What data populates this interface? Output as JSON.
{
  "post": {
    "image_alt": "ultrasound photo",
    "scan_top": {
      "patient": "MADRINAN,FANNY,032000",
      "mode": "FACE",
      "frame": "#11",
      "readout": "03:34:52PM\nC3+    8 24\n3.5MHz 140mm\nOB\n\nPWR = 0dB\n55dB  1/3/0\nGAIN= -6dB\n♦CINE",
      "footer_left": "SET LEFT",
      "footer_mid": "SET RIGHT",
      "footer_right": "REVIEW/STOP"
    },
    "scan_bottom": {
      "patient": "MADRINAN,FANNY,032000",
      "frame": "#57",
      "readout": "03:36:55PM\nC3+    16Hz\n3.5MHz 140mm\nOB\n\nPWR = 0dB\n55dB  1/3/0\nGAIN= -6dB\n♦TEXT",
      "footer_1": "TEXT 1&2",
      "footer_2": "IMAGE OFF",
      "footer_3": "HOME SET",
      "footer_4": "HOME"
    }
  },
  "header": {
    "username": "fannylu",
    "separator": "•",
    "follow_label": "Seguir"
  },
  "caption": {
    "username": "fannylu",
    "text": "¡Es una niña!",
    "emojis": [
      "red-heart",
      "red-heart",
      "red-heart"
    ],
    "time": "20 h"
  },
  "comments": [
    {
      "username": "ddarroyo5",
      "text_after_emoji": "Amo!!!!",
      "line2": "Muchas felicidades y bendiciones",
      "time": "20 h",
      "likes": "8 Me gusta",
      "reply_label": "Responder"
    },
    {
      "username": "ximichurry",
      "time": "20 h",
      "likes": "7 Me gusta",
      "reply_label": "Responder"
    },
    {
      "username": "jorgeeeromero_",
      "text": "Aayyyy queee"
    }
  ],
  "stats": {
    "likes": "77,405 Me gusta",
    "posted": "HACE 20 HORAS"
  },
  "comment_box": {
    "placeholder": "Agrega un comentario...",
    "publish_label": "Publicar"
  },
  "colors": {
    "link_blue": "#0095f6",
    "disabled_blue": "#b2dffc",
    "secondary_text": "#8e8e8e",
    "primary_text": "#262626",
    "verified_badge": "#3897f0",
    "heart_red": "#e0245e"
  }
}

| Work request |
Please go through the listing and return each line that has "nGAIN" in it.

| Solution to the problem |
      "readout": "03:34:52PM\nC3+    8 24\n3.5MHz 140mm\nOB\n\nPWR = 0dB\n55dB  1/3/0\nGAIN= -6dB\n♦CINE",
      "readout": "03:36:55PM\nC3+    16Hz\n3.5MHz 140mm\nOB\n\nPWR = 0dB\n55dB  1/3/0\nGAIN= -6dB\n♦TEXT",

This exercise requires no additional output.